Kyle Durrie had established a decent living, handcrafting and printing wedding invitations, but truth be told, she was at the end of her creative rope.
As in the cowboy songs she loves, the open road called to the resident of Portland, Ore. The life of a vagabond, however, didn't seem to jibe with that of a craft printer, whose equipment doesn't fit into a knapsack.
Flying by the seat of her pants, Durrie dreamed up a way to squeeze her studio into the back of a 29-year-old van. Instead of feeding the wedding industry, she decided, she'd drive the country, spreading the gospel of letterpress printing at art shops, schools and flea markets. She set out in June and, on Saturday she rolled into Baltimore, where she demonstrated her craft outside the American Visionary Art Museum. She's scheduled to appear Sunday at the Baltimore Print Studios.
Durrie, 32, sells self-printed posters for her Moveable Type tour that sum it all up pretty well. "Lead Wood Iron and Love," they read, "In A Very Small Space."
Letterpress printing was a common way to produce signs and greeting cards until the mid-1900s, when faster, larger-scale methods took over. But the art has retained a hold on hobbyists and small-scale craft shops that survive by printing custom signs, cards and invitations.
Durrie's chief tools are a 1950s sign press — once used by an old Sears and donated to her by a museum in Wisconsin — and an 1873 Golding Official No. 3 tabletop platen press that she found onCraigslist.
Using the sign press on Saturday, she spread ink over a configuration of wooden letter blocks and symbols, laid paper on top and then hand-rolled a metal press over the paper to create her prints. It's an easily repeatable process for the patrons who crowd into Durrie's van.
They inevitably exclaimed "That's so cool," when they peeled the pages off the press.
"It's so neat the way she works with her hands, especially in this world where everything is on a computer," said Jennifer Poole of Connecticut, who visited the truck with friends on Saturday. "You really get up close and learn how she does her craft. I think it's great that she's keeping it alive in this way. It's important."
One of the weirdest things for Durrie is meeting fans who follow her blog posts from the road. Caryn Michael, an art education student from Leesburg, Va., had followed Durrie for a year before finally meeting her in Baltimore.
"As someone who wants to be a teacher, it just fits with me, the way she's showing people these old forms of art that we don't do anymore," Michael said.
Steve Cole, a local printing hobbyist, showed up with a gift — several metal Linotype bars that spelled out a greeting to Durrie from Baltimore. "It's almost like she's an evangelist for this type of work," he said, grinning.
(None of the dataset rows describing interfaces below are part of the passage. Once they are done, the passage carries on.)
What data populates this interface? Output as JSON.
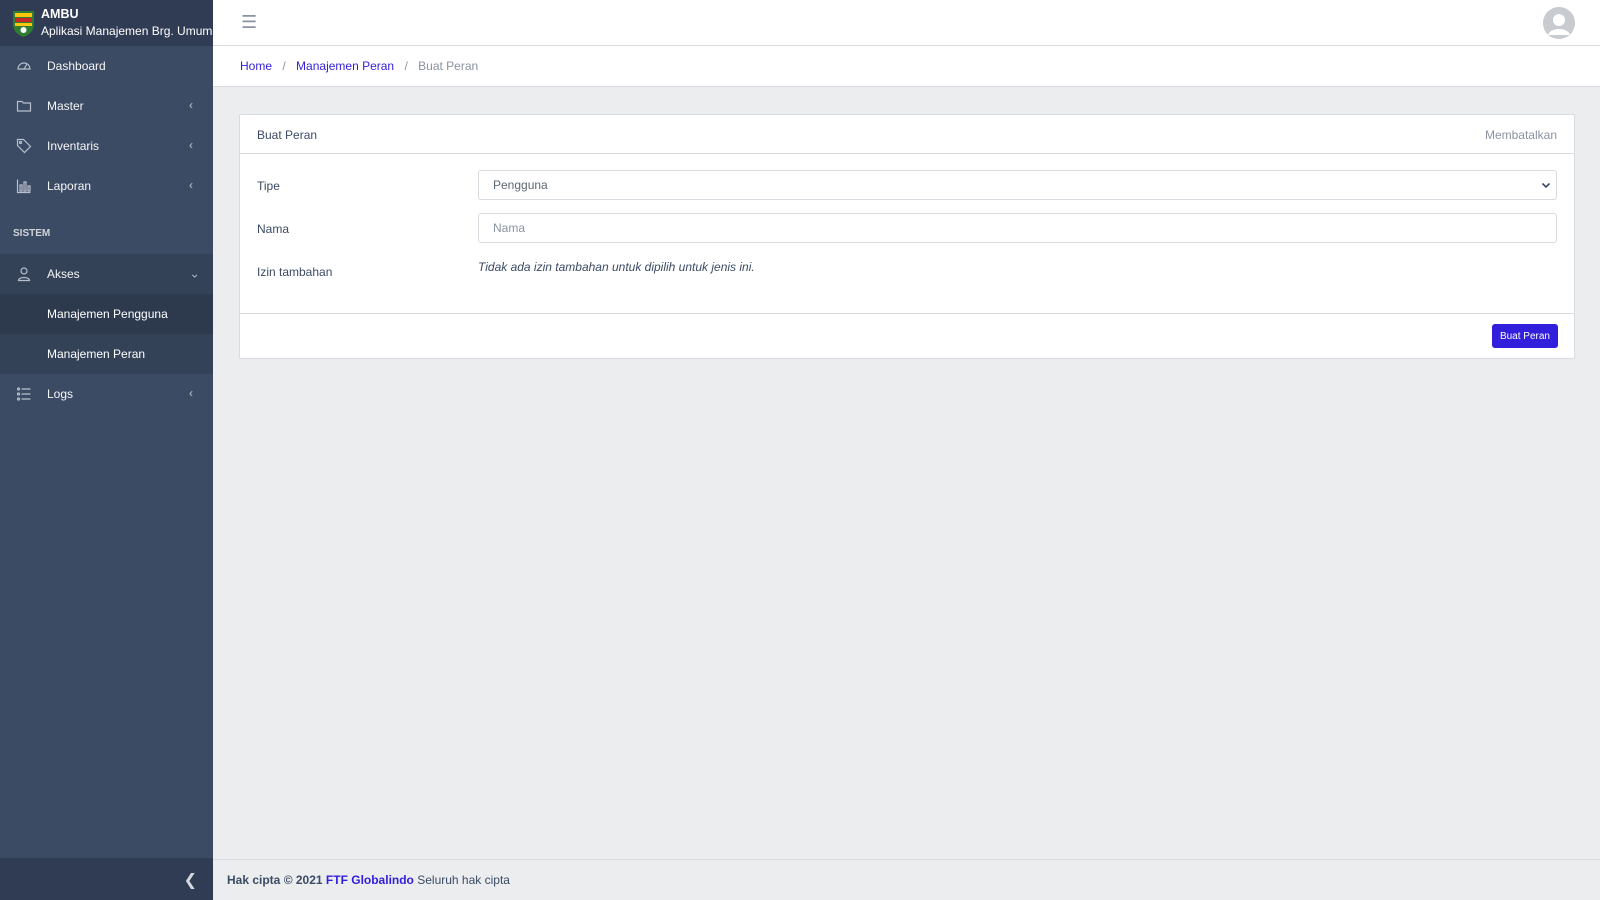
{
  "app": {
    "title": "AMBU",
    "subtitle": "Aplikasi Manajemen Brg. Umum"
  },
  "sidebar": {
    "items": [
      {
        "label": "Dashboard",
        "icon": "speedometer-icon"
      },
      {
        "label": "Master",
        "icon": "folder-icon"
      },
      {
        "label": "Inventaris",
        "icon": "tag-icon"
      },
      {
        "label": "Laporan",
        "icon": "bar-chart-icon"
      }
    ],
    "section_title": "SISTEM",
    "group": {
      "label": "Akses",
      "icon": "user-icon",
      "children": [
        "Manajemen Pengguna",
        "Manajemen Peran"
      ]
    },
    "logs_label": "Logs"
  },
  "breadcrumb": {
    "home": "Home",
    "parent": "Manajemen Peran",
    "current": "Buat Peran",
    "separator": "/"
  },
  "card": {
    "title": "Buat Peran",
    "cancel_label": "Membatalkan",
    "fields": {
      "type_label": "Tipe",
      "type_value": "Pengguna",
      "name_label": "Nama",
      "name_placeholder": "Nama",
      "perm_label": "Izin tambahan",
      "perm_note": "Tidak ada izin tambahan untuk dipilih untuk jenis ini."
    },
    "submit_label": "Buat Peran"
  },
  "footer": {
    "prefix": "Hak cipta © 2021",
    "company": "FTF Globalindo",
    "suffix": "Seluruh hak cipta"
  },
  "colors": {
    "sidebar": "#3c4b64",
    "primary": "#321fdb",
    "background": "#ebedef"
  }
}
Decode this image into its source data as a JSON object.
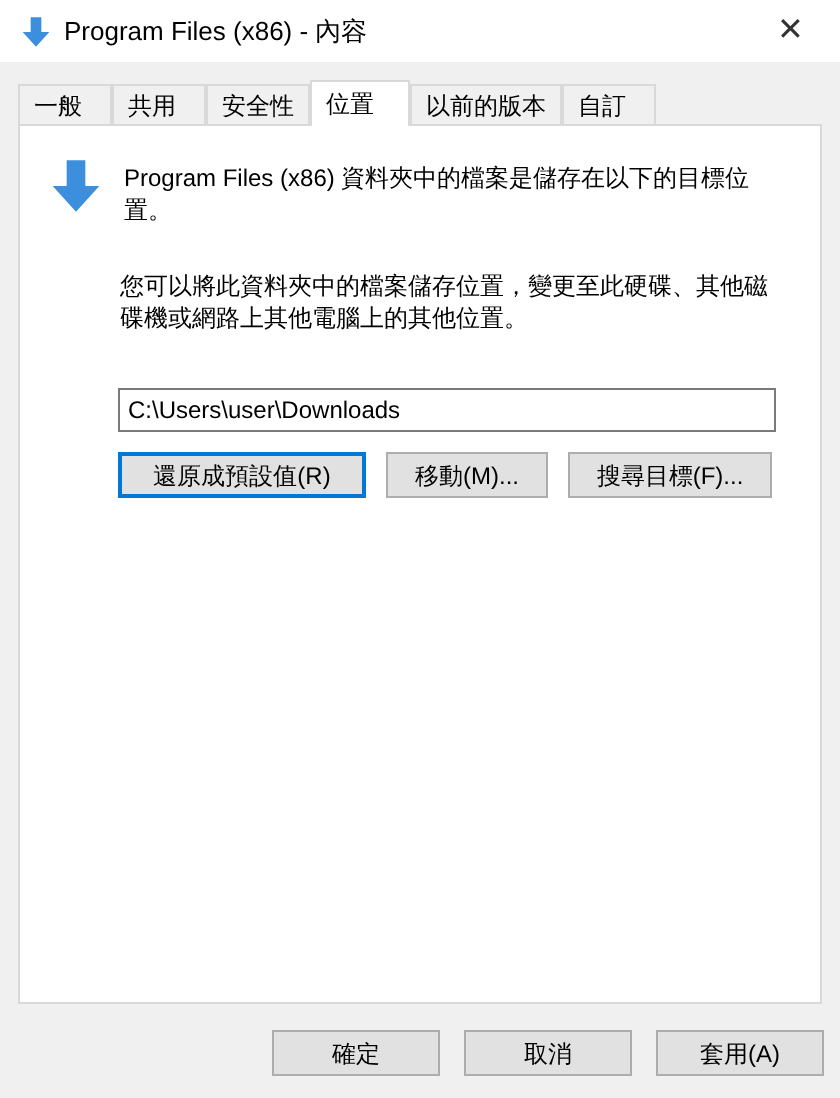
{
  "window": {
    "title": "Program Files (x86) - 內容",
    "close": "✕"
  },
  "tabs": [
    {
      "label": "一般",
      "selected": false
    },
    {
      "label": "共用",
      "selected": false
    },
    {
      "label": "安全性",
      "selected": false
    },
    {
      "label": "位置",
      "selected": true
    },
    {
      "label": "以前的版本",
      "selected": false
    },
    {
      "label": "自訂",
      "selected": false
    }
  ],
  "location": {
    "description": "Program Files (x86) 資料夾中的檔案是儲存在以下的目標位置。",
    "hint": "您可以將此資料夾中的檔案儲存位置，變更至此硬碟、其他磁碟機或網路上其他電腦上的其他位置。",
    "path": "C:\\Users\\user\\Downloads",
    "buttons": [
      {
        "label": "還原成預設值(R)",
        "default": true
      },
      {
        "label": "移動(M)...",
        "default": false
      },
      {
        "label": "搜尋目標(F)...",
        "default": false
      }
    ]
  },
  "footer_buttons": [
    "確定",
    "取消",
    "套用(A)"
  ]
}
The idea for the trip came to Durrie in summer 2010, when she crossed the country on a three-week drive with her boyfriend's folk band, Run On Sentence. "Bands do it all the time," she said of going on tour. "It's such a great way to show off your work, and I started wondering why more artists don't do it."
Durrie launched her quest last November, with a fundraising campaign on Kickstarter.com that netted her $17,000, about twice what she was seeking. It was a good thing too, because the whole enterprise has cost a lot more than she anticipated.
In February, she bought the 1982 Chevy step van, also off Craigslist. She and her brother stripped the interior down to bare metal. Then she hired a carpenter to build the shelves and cabinets that would hold her printing supplies (and the mattress on which she sleeps many nights).
After 41/2 months that have taken her everywhere from San Francisco to Sioux Falls, S.D., to Halifax, Nova Scotia, the van bears many signs of her journey. There are the guest book crammed with signatures, the in-progress map on the ceiling forged from refrigerator magnets of each state, the tip box brimming with cash donations.
She's not making a profit on the trip, which will hit 47 states. "As long as I can fill the gas tank to get to the next place, and feed myself, that's all I'm looking for," Durrie says. "One day I might only get $15; the next I might get a lot more. It's all been balancing out."
She says she's a terrible networker, but the trip has brought all manner of unexpected attention to her work, recognition that she hopes will pay off when she returns to her shop in Oregon next spring. Even if business proves to be good, thoughts of another trip are already swirling through her mind.
"I think," she said, "that I'll be going out again."